§ Assigned task:
Each entry must be given again exactly; images do not belong in the copy.

§ Interface dataset entries:
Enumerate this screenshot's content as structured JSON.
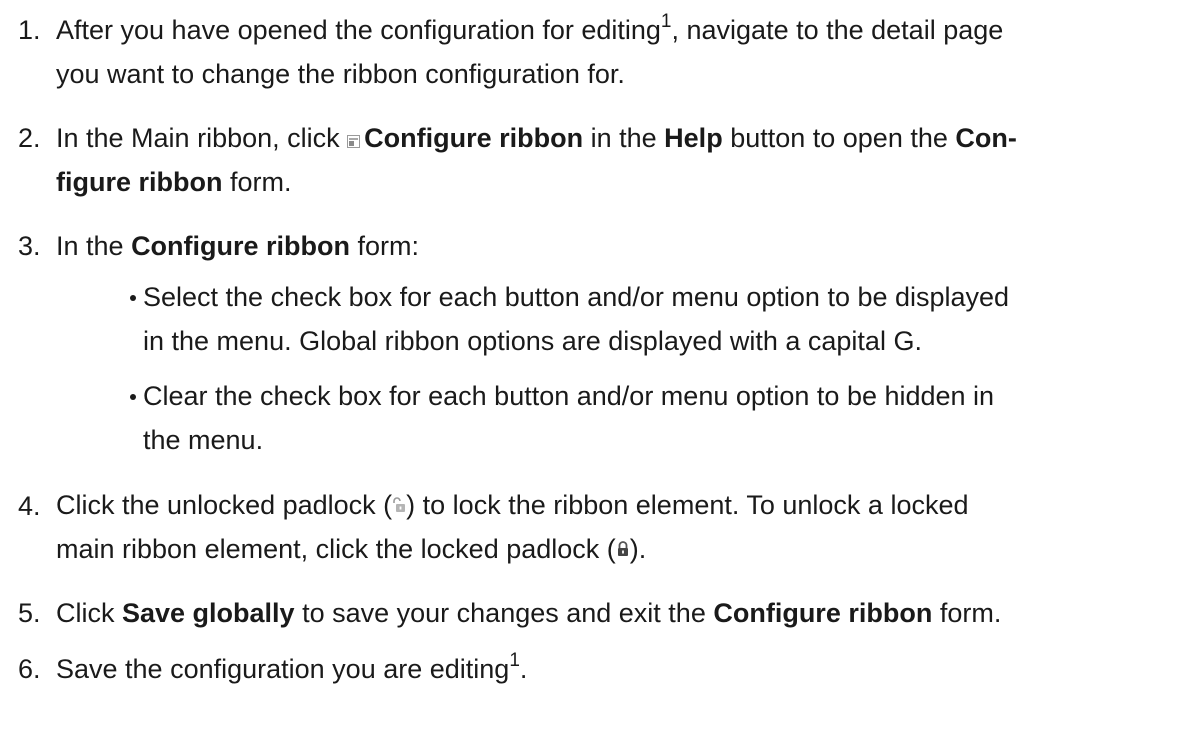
{
  "steps": [
    {
      "num": "1.",
      "text_a": "After you have opened the configuration for editing",
      "sup": "1",
      "text_b": ", navigate to the detail page",
      "line2": "you want to change the ribbon configuration for."
    },
    {
      "num": "2.",
      "text_a": "In the Main ribbon, click ",
      "bold_a": "Configure ribbon",
      "text_b": " in the ",
      "bold_b": "Help",
      "text_c": " button to open the ",
      "bold_c": "Con-",
      "bold_d": "figure ribbon",
      "text_d": " form."
    },
    {
      "num": "3.",
      "text_a": "In the ",
      "bold_a": "Configure ribbon",
      "text_b": " form:",
      "bullets": [
        {
          "line1": "Select the check box for each button and/or menu option to be displayed",
          "line2": "in the menu. Global ribbon options are displayed with a capital G."
        },
        {
          "line1": "Clear the check box for each button and/or menu option to be hidden in",
          "line2": "the menu."
        }
      ]
    },
    {
      "num": "4.",
      "text_a": "Click the unlocked padlock (",
      "text_b": ") to lock the ribbon element. To unlock a locked",
      "line2_a": "main ribbon element, click the locked padlock (",
      "line2_b": ")."
    },
    {
      "num": "5.",
      "text_a": "Click ",
      "bold_a": "Save globally",
      "text_b": " to save your changes and exit the ",
      "bold_b": "Configure ribbon",
      "text_c": " form."
    },
    {
      "num": "6.",
      "text_a": "Save the configuration you are editing",
      "sup": "1",
      "text_b": "."
    }
  ]
}
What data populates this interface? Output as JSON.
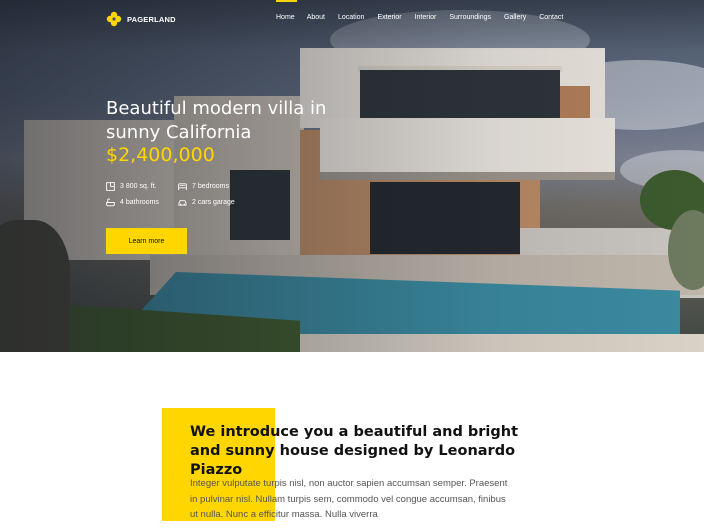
{
  "brand": {
    "name": "PAGERLAND",
    "accent": "#ffd600"
  },
  "nav": {
    "items": [
      "Home",
      "About",
      "Location",
      "Exterior",
      "Interior",
      "Surroundings",
      "Gallery",
      "Contact"
    ],
    "active": "Home"
  },
  "hero": {
    "title": "Beautiful modern villa in sunny California",
    "price": "$2,400,000",
    "features": {
      "area": {
        "icon": "floorplan-icon",
        "text": "3 800 sq. ft."
      },
      "bedrooms": {
        "icon": "bed-icon",
        "text": "7 bedrooms"
      },
      "bathrooms": {
        "icon": "bathtub-icon",
        "text": "4 bathrooms"
      },
      "garage": {
        "icon": "car-icon",
        "text": "2 cars garage"
      }
    },
    "cta_label": "Learn more"
  },
  "intro": {
    "title": "We introduce you a beautiful and bright and sunny house designed by Leonardo Piazzo",
    "body": "Integer vulputate turpis nisl, non auctor sapien accumsan semper. Praesent in pulvinar nisl. Nullam turpis sem, commodo vel congue accumsan, finibus ut nulla. Nunc a efficitur massa. Nulla viverra"
  }
}
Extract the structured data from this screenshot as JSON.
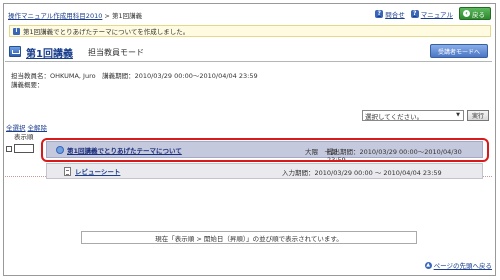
{
  "breadcrumb": {
    "parent": "操作マニュアル作成用科目2010",
    "separator": " > ",
    "current": "第1回講義"
  },
  "toplinks": {
    "contact_label": "問合せ",
    "manual_label": "マニュアル",
    "back_label": "戻る"
  },
  "notice": {
    "text": "第1回講義でとりあげたテーマについてを作成しました。"
  },
  "header": {
    "title": "第1回講義",
    "mode": "担当教員モード",
    "student_mode_button": "受講者モードへ"
  },
  "meta": {
    "teacher_line": "担当教員名：OHKUMA, Juro　講義期間：2010/03/29 00:00～2010/04/04 23:59",
    "summary_label": "講義概要："
  },
  "controls": {
    "select_value": "選択してください。",
    "run_label": "実行",
    "select_all": "全選択",
    "deselect_all": "全解除",
    "order_label": "表示順"
  },
  "rows": [
    {
      "title": "第1回講義でとりあげたテーマについて",
      "teacher": "大隈　十郎",
      "period": "提出期間：2010/03/29 00:00～2010/04/30 23:59"
    },
    {
      "title": "レビューシート",
      "period": "入力期間：2010/03/29 00:00 ～ 2010/04/04 23:59"
    }
  ],
  "footer": {
    "note": "現在「表示順 > 開始日（昇順）」の並び順で表示されています。",
    "page_top": "ページの先頭へ戻る"
  }
}
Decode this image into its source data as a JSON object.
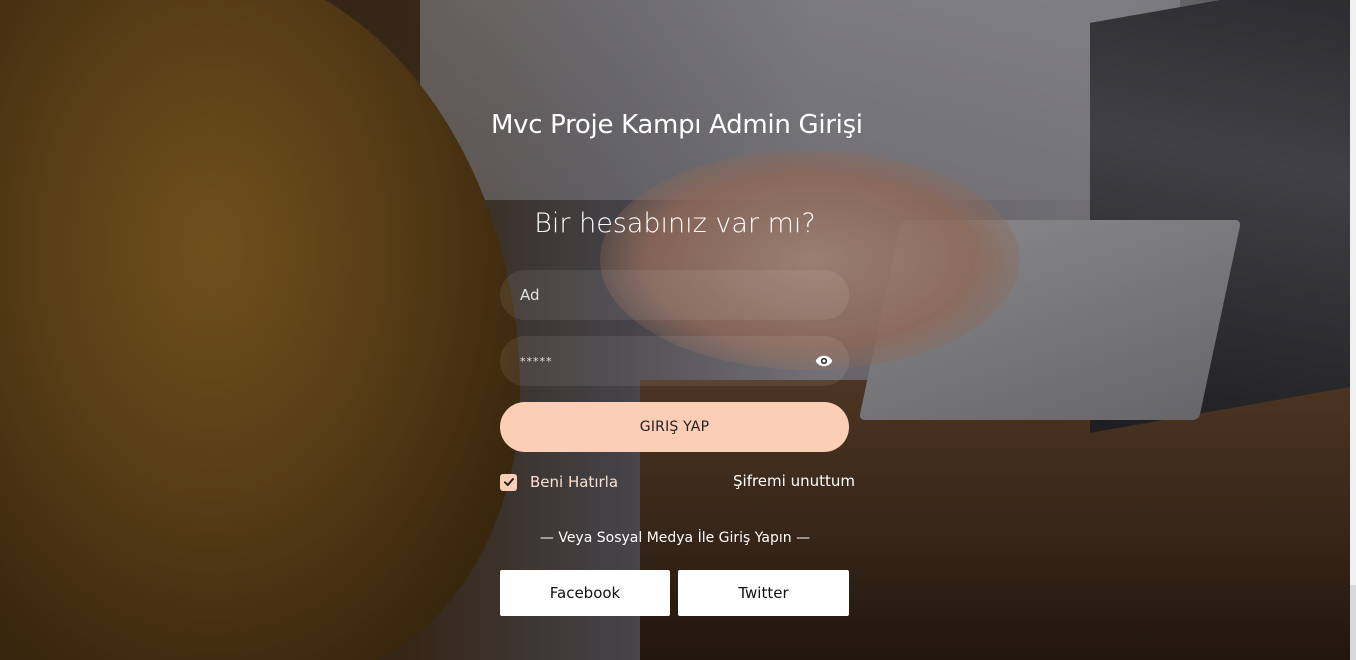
{
  "page": {
    "title": "Mvc Proje Kampı Admin Girişi"
  },
  "form": {
    "heading": "Bir hesabınız var mı?",
    "username_placeholder": "Ad",
    "password_placeholder": "*****",
    "password_toggle_icon": "eye-icon",
    "login_label": "GIRIŞ YAP",
    "remember_label": "Beni Hatırla",
    "remember_checked": true,
    "forgot_label": "Şifremi unuttum"
  },
  "social": {
    "divider_text": "— Veya Sosyal Medya İle Giriş Yapın —",
    "facebook_label": "Facebook",
    "twitter_label": "Twitter"
  },
  "colors": {
    "accent": "#fbceb5",
    "text": "#ffffff",
    "social_button_bg": "#ffffff"
  }
}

§ Worked solution:
Enumerate this screenshot's content as structured JSON.
{
  "steps": [
    {
      "num": "1.",
      "text_a": "After you have opened the configuration for editing",
      "sup": "1",
      "text_b": ", navigate to the detail page",
      "line2": "you want to change the ribbon configuration for."
    },
    {
      "num": "2.",
      "text_a": "In the Main ribbon, click ",
      "bold_a": "Configure ribbon",
      "text_b": " in the ",
      "bold_b": "Help",
      "text_c": " button to open the ",
      "bold_c": "Con-",
      "bold_d": "figure ribbon",
      "text_d": " form."
    },
    {
      "num": "3.",
      "text_a": "In the ",
      "bold_a": "Configure ribbon",
      "text_b": " form:",
      "bullets": [
        {
          "line1": "Select the check box for each button and/or menu option to be displayed",
          "line2": "in the menu. Global ribbon options are displayed with a capital G."
        },
        {
          "line1": "Clear the check box for each button and/or menu option to be hidden in",
          "line2": "the menu."
        }
      ]
    },
    {
      "num": "4.",
      "text_a": "Click the unlocked padlock (",
      "text_b": ") to lock the ribbon element. To unlock a locked",
      "line2_a": "main ribbon element, click the locked padlock (",
      "line2_b": ")."
    },
    {
      "num": "5.",
      "text_a": "Click ",
      "bold_a": "Save globally",
      "text_b": " to save your changes and exit the ",
      "bold_b": "Configure ribbon",
      "text_c": " form."
    },
    {
      "num": "6.",
      "text_a": "Save the configuration you are editing",
      "sup": "1",
      "text_b": "."
    }
  ]
}
What data populates this interface? Output as JSON.
{
  "brand": {
    "name": "PAGERLAND",
    "accent": "#ffd600"
  },
  "nav": {
    "items": [
      "Home",
      "About",
      "Location",
      "Exterior",
      "Interior",
      "Surroundings",
      "Gallery",
      "Contact"
    ],
    "active": "Home"
  },
  "hero": {
    "title": "Beautiful modern villa in sunny California",
    "price": "$2,400,000",
    "features": {
      "area": {
        "icon": "floorplan-icon",
        "text": "3 800 sq. ft."
      },
      "bedrooms": {
        "icon": "bed-icon",
        "text": "7 bedrooms"
      },
      "bathrooms": {
        "icon": "bathtub-icon",
        "text": "4 bathrooms"
      },
      "garage": {
        "icon": "car-icon",
        "text": "2 cars garage"
      }
    },
    "cta_label": "Learn more"
  },
  "intro": {
    "title": "We introduce you a beautiful and bright and sunny house designed by Leonardo Piazzo",
    "body": "Integer vulputate turpis nisl, non auctor sapien accumsan semper. Praesent in pulvinar nisl. Nullam turpis sem, commodo vel congue accumsan, finibus ut nulla. Nunc a efficitur massa. Nulla viverra"
  }
}
Extract the structured data from this screenshot as JSON.
{
  "breadcrumb": {
    "parent": "操作マニュアル作成用科目2010",
    "separator": " > ",
    "current": "第1回講義"
  },
  "toplinks": {
    "contact_label": "問合せ",
    "manual_label": "マニュアル",
    "back_label": "戻る"
  },
  "notice": {
    "text": "第1回講義でとりあげたテーマについてを作成しました。"
  },
  "header": {
    "title": "第1回講義",
    "mode": "担当教員モード",
    "student_mode_button": "受講者モードへ"
  },
  "meta": {
    "teacher_line": "担当教員名：OHKUMA, Juro　講義期間：2010/03/29 00:00～2010/04/04 23:59",
    "summary_label": "講義概要："
  },
  "controls": {
    "select_value": "選択してください。",
    "run_label": "実行",
    "select_all": "全選択",
    "deselect_all": "全解除",
    "order_label": "表示順"
  },
  "rows": [
    {
      "title": "第1回講義でとりあげたテーマについて",
      "teacher": "大隈　十郎",
      "period": "提出期間：2010/03/29 00:00～2010/04/30 23:59"
    },
    {
      "title": "レビューシート",
      "period": "入力期間：2010/03/29 00:00 ～ 2010/04/04 23:59"
    }
  ],
  "footer": {
    "note": "現在「表示順 > 開始日（昇順）」の並び順で表示されています。",
    "page_top": "ページの先頭へ戻る"
  }
}
Decode this image into its source data as a JSON object.
{
  "page": {
    "title": "Mvc Proje Kampı Admin Girişi"
  },
  "form": {
    "heading": "Bir hesabınız var mı?",
    "username_placeholder": "Ad",
    "password_placeholder": "*****",
    "password_toggle_icon": "eye-icon",
    "login_label": "GIRIŞ YAP",
    "remember_label": "Beni Hatırla",
    "remember_checked": true,
    "forgot_label": "Şifremi unuttum"
  },
  "social": {
    "divider_text": "— Veya Sosyal Medya İle Giriş Yapın —",
    "facebook_label": "Facebook",
    "twitter_label": "Twitter"
  },
  "colors": {
    "accent": "#fbceb5",
    "text": "#ffffff",
    "social_button_bg": "#ffffff"
  }
}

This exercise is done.